[TASK OBJECTIVE] Write the listing out again word for word, skipping each picture.

[PROVIDED RECORDS]
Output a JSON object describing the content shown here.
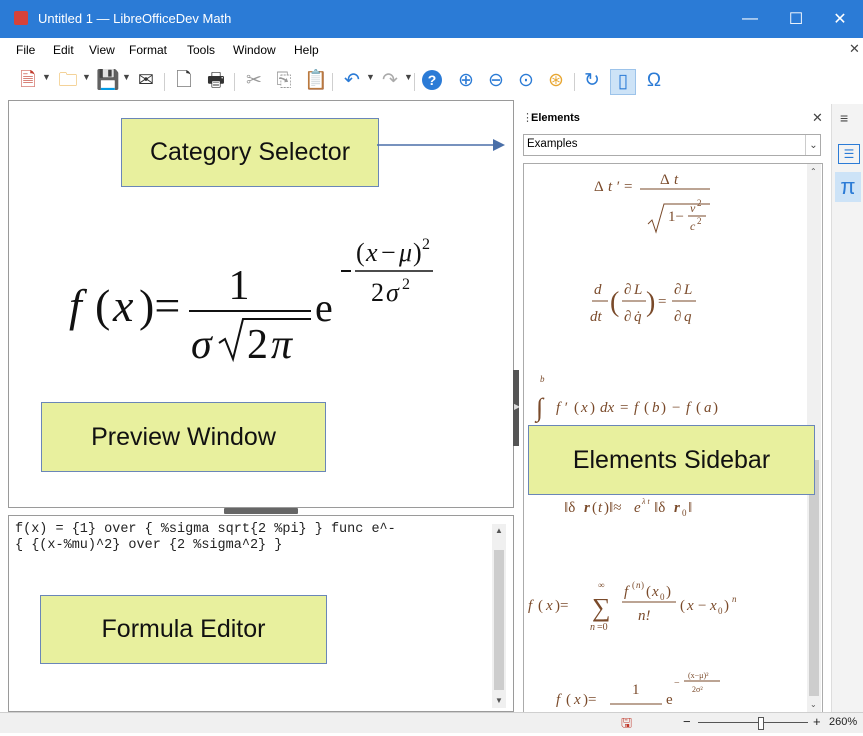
{
  "window": {
    "title": "Untitled 1 — LibreOfficeDev Math",
    "minimize": "—",
    "maximize": "☐",
    "close": "✕",
    "doc_close": "✕"
  },
  "menu": [
    "File",
    "Edit",
    "View",
    "Format",
    "Tools",
    "Window",
    "Help"
  ],
  "toolbar_icons": [
    "new-document-icon",
    "open-folder-icon",
    "save-icon",
    "email-icon",
    "export-pdf-icon",
    "print-icon",
    "cut-icon",
    "copy-icon",
    "paste-icon",
    "undo-icon",
    "redo-icon",
    "help-icon",
    "zoom-in-icon",
    "zoom-out-icon",
    "zoom-100-icon",
    "show-all-icon",
    "update-icon",
    "formula-cursor-icon",
    "symbols-icon"
  ],
  "editor": {
    "line1": "f(x) = {1} over { %sigma sqrt{2 %pi} } func e^-",
    "line2": "{ {(x-%mu)^2} over {2 %sigma^2} }"
  },
  "sidebar": {
    "title": "Elements",
    "close": "✕",
    "menu": "≡",
    "category": "Examples"
  },
  "callouts": {
    "category_selector": "Category Selector",
    "preview_window": "Preview Window",
    "elements_sidebar": "Elements Sidebar",
    "formula_editor": "Formula Editor"
  },
  "status": {
    "zoom": "260%",
    "minus": "−",
    "plus": "+"
  },
  "colors": {
    "titlebar": "#2b7bd6",
    "callout_fill": "#e8f09e",
    "callout_border": "#6a86b8",
    "example_formula": "#7a4a2a"
  }
}
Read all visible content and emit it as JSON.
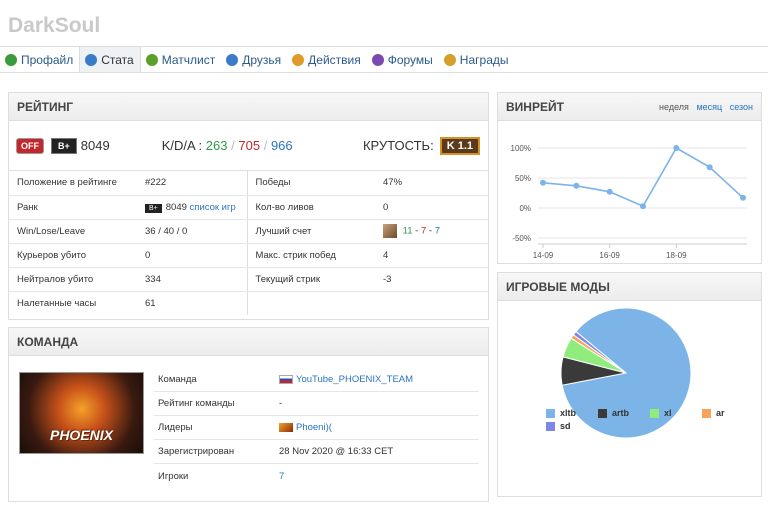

[ANSWER AREA]
Output a JSON object describing the content shown here.
{
  "window": {
    "title": "Untitled 1 — LibreOfficeDev Math",
    "minimize": "—",
    "maximize": "☐",
    "close": "✕",
    "doc_close": "✕"
  },
  "menu": [
    "File",
    "Edit",
    "View",
    "Format",
    "Tools",
    "Window",
    "Help"
  ],
  "toolbar_icons": [
    "new-document-icon",
    "open-folder-icon",
    "save-icon",
    "email-icon",
    "export-pdf-icon",
    "print-icon",
    "cut-icon",
    "copy-icon",
    "paste-icon",
    "undo-icon",
    "redo-icon",
    "help-icon",
    "zoom-in-icon",
    "zoom-out-icon",
    "zoom-100-icon",
    "show-all-icon",
    "update-icon",
    "formula-cursor-icon",
    "symbols-icon"
  ],
  "editor": {
    "line1": "f(x) = {1} over { %sigma sqrt{2 %pi} } func e^-",
    "line2": "{ {(x-%mu)^2} over {2 %sigma^2} }"
  },
  "sidebar": {
    "title": "Elements",
    "close": "✕",
    "menu": "≡",
    "category": "Examples"
  },
  "callouts": {
    "category_selector": "Category Selector",
    "preview_window": "Preview Window",
    "elements_sidebar": "Elements Sidebar",
    "formula_editor": "Formula Editor"
  },
  "status": {
    "zoom": "260%",
    "minus": "−",
    "plus": "+"
  },
  "colors": {
    "titlebar": "#2b7bd6",
    "callout_fill": "#e8f09e",
    "callout_border": "#6a86b8",
    "example_formula": "#7a4a2a"
  }
}
Read all visible content and emit it as JSON.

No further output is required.